Their homes have been flooded for nearly a month and some people have had enough. Tempers in the Thai capital have been flaring over the government’s handling the flood crisis.
There have been a series of protests involving residents desperate to return to their normal lives.
Some say the government could ease their plight by opening sluice and flood gates to allow more water into the San Seab canal.
Bangkok has been threatened by run-off waters from northern provinces, coinciding with the arrival of high tides.
With many of Bangkok’s poor outlying areas affected, those affected accuse the government of doing more to save the inner commercial business district of the city.
The rise in tensions illustrate the anger in some neighbourhoods that have been sacrificed to keep Bangkok’s centre dry. But the cost of doing so, for now, has created a rift in the heart of the city.
Thailand’s heavy monsoon floods have killed nearly 400 people since July and latest forecasts suggest there will be no improvement for months.
Thailand’s flood costs
Flooding has been hammering Thailand’s economy since July. Bangkok estimates the floods will reduce the country’s income by one percent of GDP. This year was projected to see 3.7 percent growth, but that has been revised to 2.0 percent.
Thailand’s automotive sector is Asia’s busiest, producing and exporting, including parts which are normally sent to Japan and the US. The floods have disrupted this.
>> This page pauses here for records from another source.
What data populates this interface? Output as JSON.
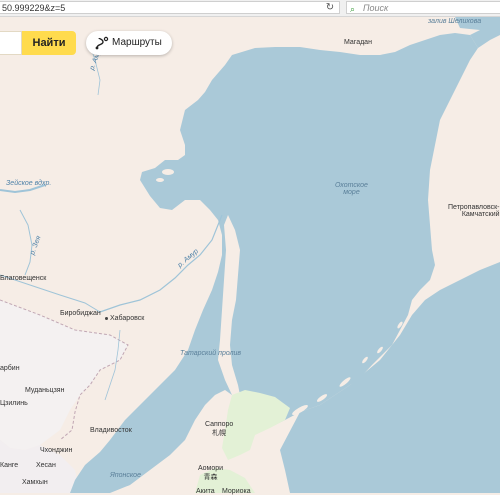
{
  "browser": {
    "url_fragment": "50.999229&z=5",
    "reload_icon": "reload-icon",
    "search_placeholder": "Поиск",
    "search_engine_icon": "yandex-search-icon"
  },
  "map_ui": {
    "find_button": "Найти",
    "routes_button": "Маршруты",
    "routes_icon": "route-icon"
  },
  "map": {
    "colors": {
      "water": "#aac9d8",
      "land": "#f6ede6",
      "forest": "#dde7d0",
      "hokkaido": "#e3f1d6",
      "china": "#f4f1f1",
      "border": "#c0a6b3"
    },
    "water_labels": {
      "okhotsk": "Охотское\nморе",
      "tatar_strait": "Татарский пролив",
      "shelikhov": "залив Шелихова",
      "japan_sea": "Японское"
    },
    "river_labels": {
      "amur": "р. Амур",
      "amur_top": "р. Амур",
      "zeya": "р. Зея",
      "zeya_res": "Зейское вдхр."
    },
    "cities": {
      "magadan": "Магадан",
      "petropavlovsk_1": "Петропавловск-",
      "petropavlovsk_2": "Камчатский",
      "blagoveshchensk": "Благовещенск",
      "birobidzhan": "Биробиджан",
      "khabarovsk": "Хабаровск",
      "harbin": "арбин",
      "vladivostok": "Владивосток",
      "sapporo_1": "Саппоро",
      "sapporo_2": "札幌",
      "aomori_1": "Аомори",
      "aomori_2": "青森",
      "akita": "Акита",
      "morioka": "Мориока",
      "chongjin": "Чхонджин",
      "hesan": "Хесан",
      "kange": "Канге",
      "hamhung": "Хамхын",
      "jilin": "Цзилинь",
      "mudanjiang": "Муданьцзян"
    }
  }
}
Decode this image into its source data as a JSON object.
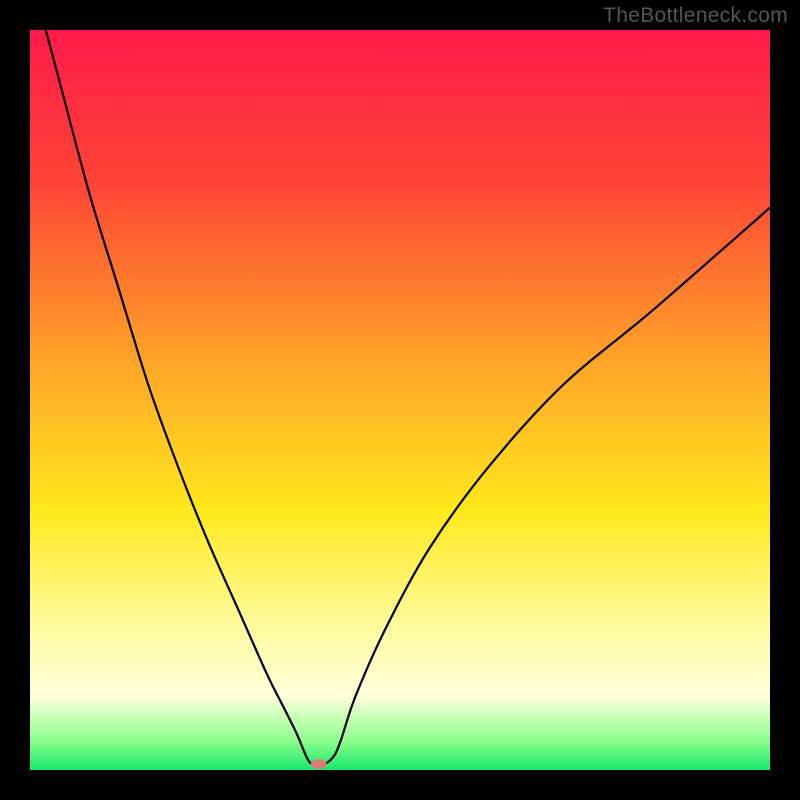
{
  "attribution": "TheBottleneck.com",
  "chart_data": {
    "type": "line",
    "title": "",
    "xlabel": "",
    "ylabel": "",
    "xlim": [
      0,
      100
    ],
    "ylim": [
      0,
      100
    ],
    "gradient_stops": [
      {
        "offset": 0,
        "color": "#ff1a4b"
      },
      {
        "offset": 20,
        "color": "#ff4236"
      },
      {
        "offset": 45,
        "color": "#ffa528"
      },
      {
        "offset": 65,
        "color": "#ffe81c"
      },
      {
        "offset": 80,
        "color": "#fffb9a"
      },
      {
        "offset": 90,
        "color": "#fdffdb"
      },
      {
        "offset": 96,
        "color": "#8eff8e"
      },
      {
        "offset": 100,
        "color": "#17e86c"
      }
    ],
    "series": [
      {
        "name": "bottleneck-curve",
        "x": [
          0,
          4,
          8,
          12,
          16,
          20,
          24,
          28,
          32,
          34,
          36,
          37.5,
          38.5,
          39.5,
          41,
          42,
          44,
          48,
          54,
          62,
          72,
          84,
          100
        ],
        "y": [
          108,
          93,
          78,
          65,
          52,
          41,
          31,
          22,
          13,
          9,
          5,
          1.5,
          0.6,
          0.6,
          1.8,
          4,
          10,
          19,
          30,
          41,
          52,
          62,
          76
        ]
      }
    ],
    "marker": {
      "x": 39,
      "y": 0.8,
      "color": "#d87a7a",
      "rx": 8,
      "ry": 5
    }
  }
}
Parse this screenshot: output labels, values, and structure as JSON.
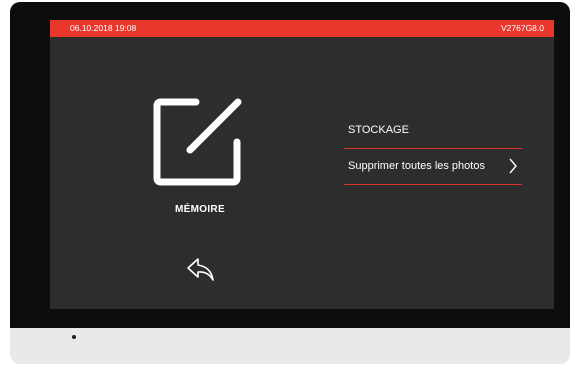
{
  "status": {
    "datetime": "06.10.2018  19:08",
    "version": "V2767G8.0"
  },
  "left_panel": {
    "icon": "edit-square-icon",
    "label": "MÉMOIRE",
    "back_icon": "back-arrow-icon"
  },
  "menu": {
    "items": [
      {
        "label": "STOCKAGE"
      },
      {
        "label": "Supprimer toutes les photos",
        "icon": "chevron-right-icon"
      }
    ]
  },
  "colors": {
    "accent": "#e8382d",
    "screen_bg": "#2d2d2d",
    "bezel": "#0d0d0d",
    "text": "#ffffff"
  }
}
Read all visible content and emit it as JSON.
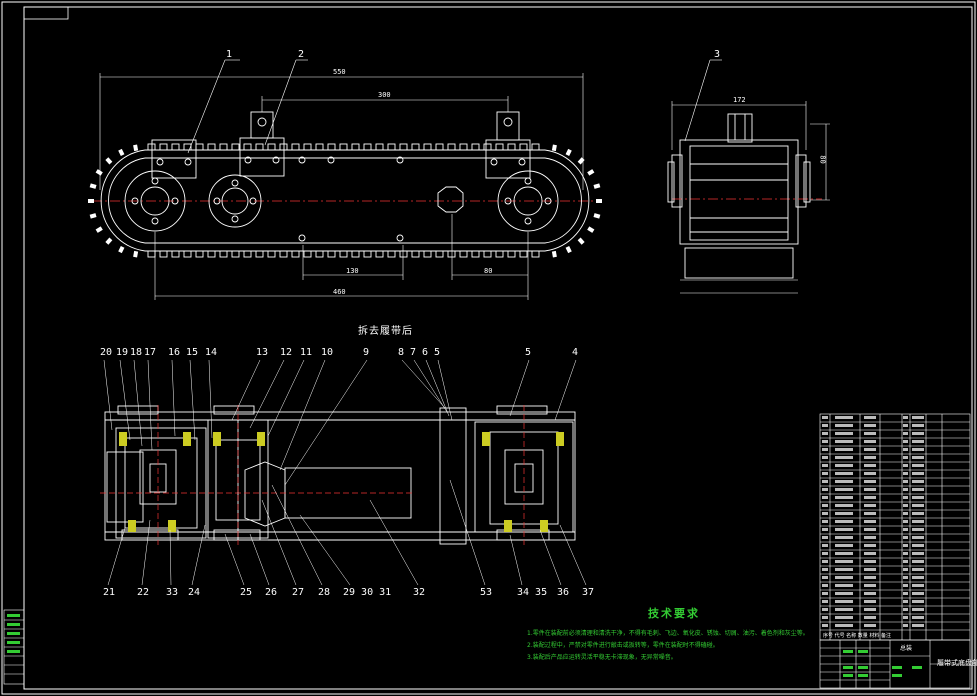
{
  "top_view": {
    "dims": {
      "overall": "550",
      "spacing": "300",
      "lower_left": "130",
      "lower_right": "80",
      "bottom": "460"
    },
    "callouts": [
      "1",
      "2"
    ]
  },
  "side_view": {
    "dims": {
      "width": "172",
      "height": "80"
    },
    "callouts": [
      "3"
    ]
  },
  "section": {
    "title": "拆去履带后",
    "top_callouts": [
      "20",
      "19",
      "18",
      "17",
      "16",
      "15",
      "14",
      "13",
      "12",
      "11",
      "10",
      "9",
      "8",
      "7",
      "6",
      "5",
      "5",
      "4"
    ],
    "bottom_callouts": [
      "21",
      "22",
      "33",
      "24",
      "25",
      "26",
      "27",
      "28",
      "29 30 31",
      "32",
      "53",
      "34 35",
      "36",
      "37"
    ]
  },
  "tech": {
    "title": "技术要求",
    "lines": [
      "1.零件在装配前必须清理和清洗干净，不得有毛刺、飞边、氧化皮、锈蚀、切屑、油污、着色剂和灰尘等。",
      "2.装配过程中，严禁对零件进行敲击或扳转等，零件在装配时不得磕碰。",
      "3.装配后产品应运转灵活平稳无卡滞现象，无异常噪音。"
    ]
  },
  "title_block": {
    "name": "履带式底盘部分",
    "header_row": [
      "序号",
      "代号",
      "名称",
      "数量",
      "材料",
      "备注"
    ],
    "label": "总装"
  }
}
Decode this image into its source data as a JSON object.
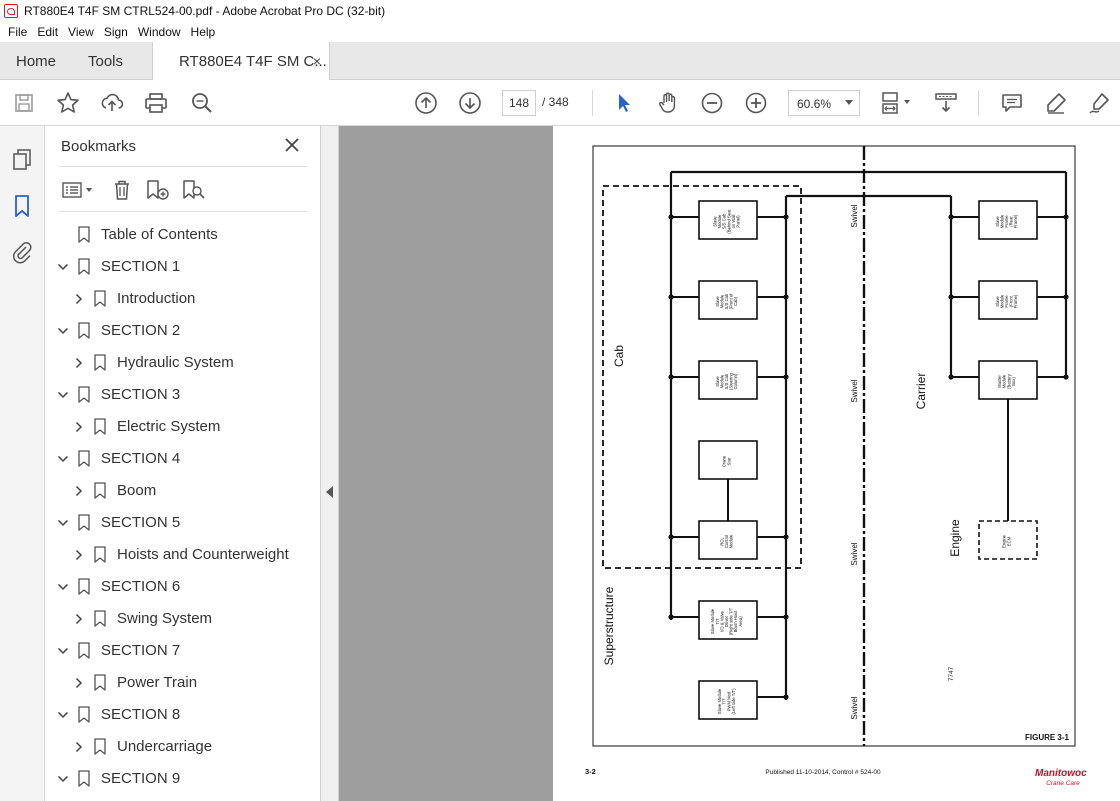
{
  "window": {
    "title": "RT880E4 T4F SM CTRL524-00.pdf - Adobe Acrobat Pro DC (32-bit)"
  },
  "menu": [
    "File",
    "Edit",
    "View",
    "Sign",
    "Window",
    "Help"
  ],
  "tabs": {
    "home": "Home",
    "tools": "Tools",
    "document": "RT880E4 T4F SM C...",
    "close": "×"
  },
  "toolbar": {
    "current_page": "148",
    "page_total": "/ 348",
    "zoom": "60.6%",
    "icons": [
      "save-icon",
      "star-icon",
      "upload-icon",
      "print-icon",
      "search-icon",
      "page-up-icon",
      "page-down-icon",
      "select-arrow-icon",
      "hand-icon",
      "zoom-out-icon",
      "zoom-in-icon",
      "fit-page-icon",
      "scroll-mode-icon",
      "comment-icon",
      "highlight-icon",
      "sign-icon"
    ]
  },
  "bookmarks": {
    "title": "Bookmarks",
    "items": [
      {
        "label": "Table of Contents",
        "level": 0,
        "expander": "none"
      },
      {
        "label": "SECTION 1",
        "level": 0,
        "expander": "expanded"
      },
      {
        "label": "Introduction",
        "level": 1,
        "expander": "collapsed"
      },
      {
        "label": "SECTION 2",
        "level": 0,
        "expander": "expanded"
      },
      {
        "label": "Hydraulic System",
        "level": 1,
        "expander": "collapsed"
      },
      {
        "label": "SECTION 3",
        "level": 0,
        "expander": "expanded"
      },
      {
        "label": "Electric System",
        "level": 1,
        "expander": "collapsed"
      },
      {
        "label": "SECTION 4",
        "level": 0,
        "expander": "expanded"
      },
      {
        "label": "Boom",
        "level": 1,
        "expander": "collapsed"
      },
      {
        "label": "SECTION 5",
        "level": 0,
        "expander": "expanded"
      },
      {
        "label": "Hoists and Counterweight",
        "level": 1,
        "expander": "collapsed"
      },
      {
        "label": "SECTION 6",
        "level": 0,
        "expander": "expanded"
      },
      {
        "label": "Swing System",
        "level": 1,
        "expander": "collapsed"
      },
      {
        "label": "SECTION 7",
        "level": 0,
        "expander": "expanded"
      },
      {
        "label": "Power Train",
        "level": 1,
        "expander": "collapsed"
      },
      {
        "label": "SECTION 8",
        "level": 0,
        "expander": "expanded"
      },
      {
        "label": "Undercarriage",
        "level": 1,
        "expander": "collapsed"
      },
      {
        "label": "SECTION 9",
        "level": 0,
        "expander": "expanded"
      }
    ]
  },
  "diagram": {
    "region_labels": {
      "cab": "Cab",
      "superstructure": "Superstructure",
      "carrier": "Carrier",
      "engine": "Engine"
    },
    "swivel_label": "Swivel",
    "modules": {
      "m1": [
        "Slave",
        "Module",
        "S/S Cab",
        "(Behind Seat",
        "on Wall",
        "Panel)"
      ],
      "m2": [
        "Slave",
        "Module",
        "S/S Cab",
        "(Front of",
        "Cab)"
      ],
      "m3": [
        "Slave",
        "Module",
        "S/S Cab",
        "(Steering",
        "Column)"
      ],
      "m4": [
        "Crane",
        "Star"
      ],
      "m5": [
        "RCL",
        "Control",
        "Module"
      ],
      "m6": [
        "Slave Module",
        "T/T",
        "I/O & Valve",
        "Driver",
        "(Right side T/T",
        "Boom Hoist",
        "Area)"
      ],
      "m7": [
        "Slave Module",
        "T/T",
        "PWM Mod",
        "(Left side T/T)"
      ],
      "r1": [
        "Slave",
        "Module",
        "Frame",
        "(Rear",
        "Frame)"
      ],
      "r2": [
        "Slave",
        "Module",
        "Frame",
        "(Front",
        "Frame)"
      ],
      "r3": [
        "Master",
        "Module",
        "(Battery",
        "Box)"
      ],
      "r4": [
        "Engine",
        "ECM"
      ]
    },
    "drawing_number": "7747",
    "figure_label": "FIGURE 3-1"
  },
  "footer": {
    "page_number": "3-2",
    "published": "Published 11-10-2014, Control # 524-00",
    "brand": "Manitowoc",
    "brand_sub": "Crane Care"
  }
}
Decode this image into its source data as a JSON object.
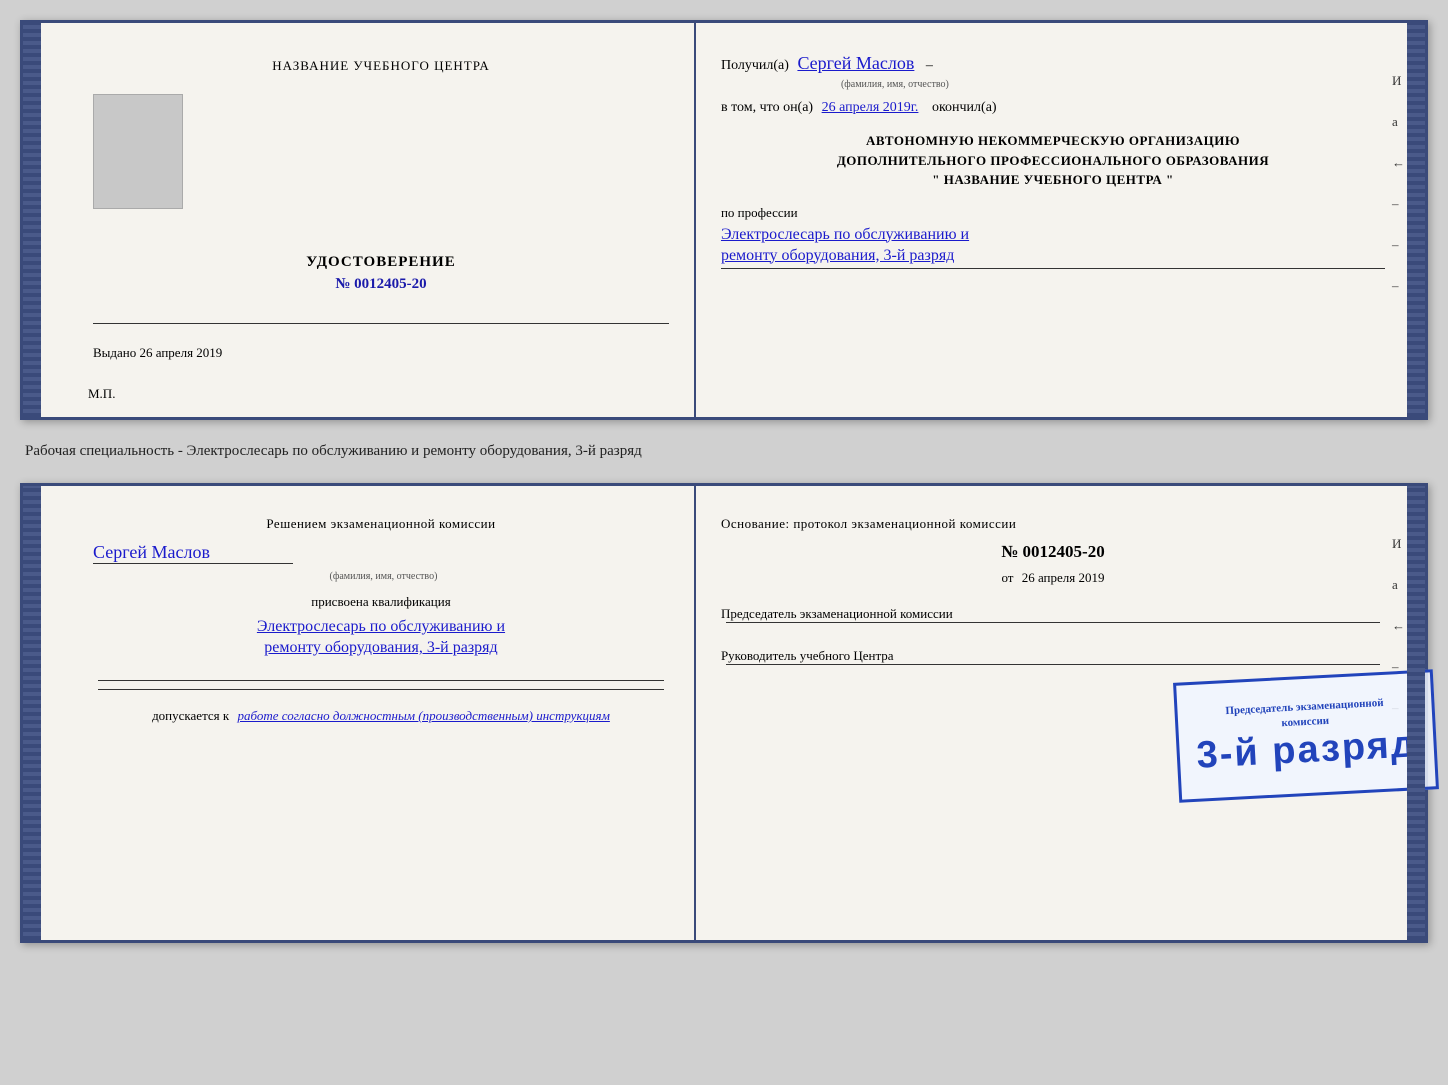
{
  "top_cert": {
    "left": {
      "school_name": "НАЗВАНИЕ УЧЕБНОГО ЦЕНТРА",
      "udostoverenie_label": "УДОСТОВЕРЕНИЕ",
      "cert_number": "№ 0012405-20",
      "vydano_label": "Выдано",
      "vydano_date": "26 апреля 2019",
      "mp_label": "М.П."
    },
    "right": {
      "poluchil_prefix": "Получил(а)",
      "poluchil_name": "Сергей Маслов",
      "fio_label": "(фамилия, имя, отчество)",
      "dash": "–",
      "vtom_prefix": "в том, что он(а)",
      "vtom_date": "26 апреля 2019г.",
      "okoncil_label": "окончил(а)",
      "org_line1": "АВТОНОМНУЮ НЕКОММЕРЧЕСКУЮ ОРГАНИЗАЦИЮ",
      "org_line2": "ДОПОЛНИТЕЛЬНОГО ПРОФЕССИОНАЛЬНОГО ОБРАЗОВАНИЯ",
      "org_line3": "\"   НАЗВАНИЕ УЧЕБНОГО ЦЕНТРА   \"",
      "po_professii": "по профессии",
      "profession1": "Электрослесарь по обслуживанию и",
      "profession2": "ремонту оборудования, 3-й разряд"
    }
  },
  "between_text": "Рабочая специальность - Электрослесарь по обслуживанию и ремонту оборудования, 3-й разряд",
  "bottom_cert": {
    "left": {
      "resheniem": "Решением экзаменационной комиссии",
      "person_name": "Сергей Маслов",
      "fio_label": "(фамилия, имя, отчество)",
      "prisvoena": "присвоена квалификация",
      "kvalif1": "Электрослесарь по обслуживанию и",
      "kvalif2": "ремонту оборудования, 3-й разряд",
      "dopuskaetsya": "допускается к",
      "dopusk_text": "работе согласно должностным (производственным) инструкциям"
    },
    "right": {
      "osnovanie": "Основание: протокол экзаменационной комиссии",
      "number_label": "№  0012405-20",
      "ot_label": "от",
      "ot_date": "26 апреля 2019",
      "predsedatel_label": "Председатель экзаменационной комиссии",
      "rukovoditel_label": "Руководитель учебного Центра"
    },
    "stamp": {
      "small_text": "Председатель экзаменационной\nкомиссии",
      "big_text": "3-й разряд"
    }
  },
  "right_side_letters": [
    "И",
    "а",
    "←",
    "–",
    "–",
    "–",
    "–"
  ]
}
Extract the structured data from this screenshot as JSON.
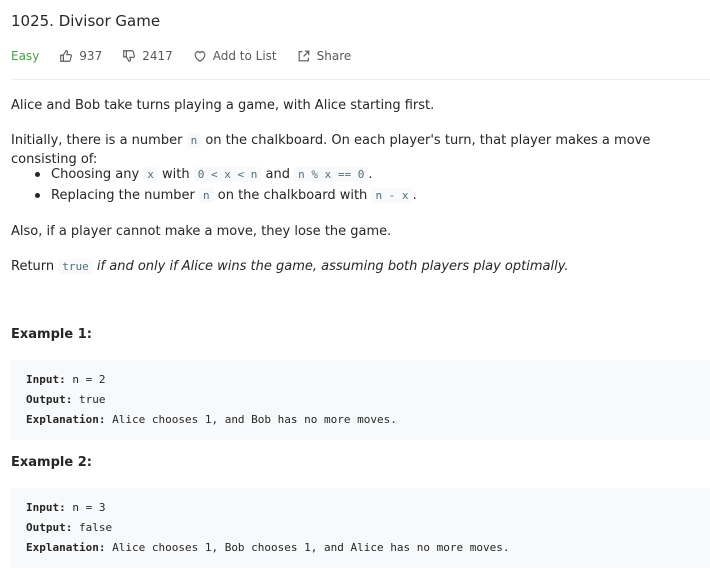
{
  "problem": {
    "title": "1025. Divisor Game",
    "difficulty": "Easy",
    "likes": "937",
    "dislikes": "2417",
    "add_to_list": "Add to List",
    "share": "Share"
  },
  "description": {
    "p1": "Alice and Bob take turns playing a game, with Alice starting first.",
    "p2_a": "Initially, there is a number ",
    "p2_code": "n",
    "p2_b": " on the chalkboard. On each player's turn, that player makes a move consisting of:",
    "bullet1_a": "Choosing any ",
    "bullet1_code1": "x",
    "bullet1_b": " with ",
    "bullet1_code2": "0 < x < n",
    "bullet1_c": " and ",
    "bullet1_code3": "n % x == 0",
    "bullet1_d": ".",
    "bullet2_a": "Replacing the number ",
    "bullet2_code1": "n",
    "bullet2_b": " on the chalkboard with ",
    "bullet2_code2": "n - x",
    "bullet2_c": ".",
    "p3": "Also, if a player cannot make a move, they lose the game.",
    "p4_a": "Return ",
    "p4_code": "true",
    "p4_b": " if and only if Alice wins the game, assuming both players play optimally."
  },
  "examples": [
    {
      "heading": "Example 1:",
      "input_label": "Input:",
      "input": " n = 2",
      "output_label": "Output:",
      "output": " true",
      "explanation_label": "Explanation:",
      "explanation": " Alice chooses 1, and Bob has no more moves."
    },
    {
      "heading": "Example 2:",
      "input_label": "Input:",
      "input": " n = 3",
      "output_label": "Output:",
      "output": " false",
      "explanation_label": "Explanation:",
      "explanation": " Alice chooses 1, Bob chooses 1, and Alice has no more moves."
    }
  ],
  "colors": {
    "easy": "#43a047",
    "code_bg": "#f7f9fa"
  }
}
Some 10,000 factories have had to close, suspending well over 500,000 jobs.
Lin Hong, Senior consultant with Bangkok Bank, said: “With flooding damage to five major industrial parks north of Bangkok we are seeing predictions of as much as ten billion euros of losses.”
Exports represent some 60 percent of Thailand’s income. In the fourth quarter they are projected to fall by around 13 percent, which will probably be felt well into next year, according to industry analysts.
Lin Hong added: “Thai exports will be affected badly in 2012, notably for cars and electronic components.”
Thailand is also among the world’s foremost exporters of rice, if not the first, but now more than a million and a half hectares of paddies are swamped.
The Bangkok government has announced a 30 percent shortfall in projected rice exports for next year.
According to Lin Hong: “Nothing can be grown in Thailand’s rice fields for at least two crop seasons. Thailand has abundant resources and goods production but after the flooding we are considering importing from Malaysia.”
Tourism is the third pillar of the Thai economy which has been battered by flooding. It represents six percent of Thai GDP. Floods have cost it as many as one million tourist visitors this year.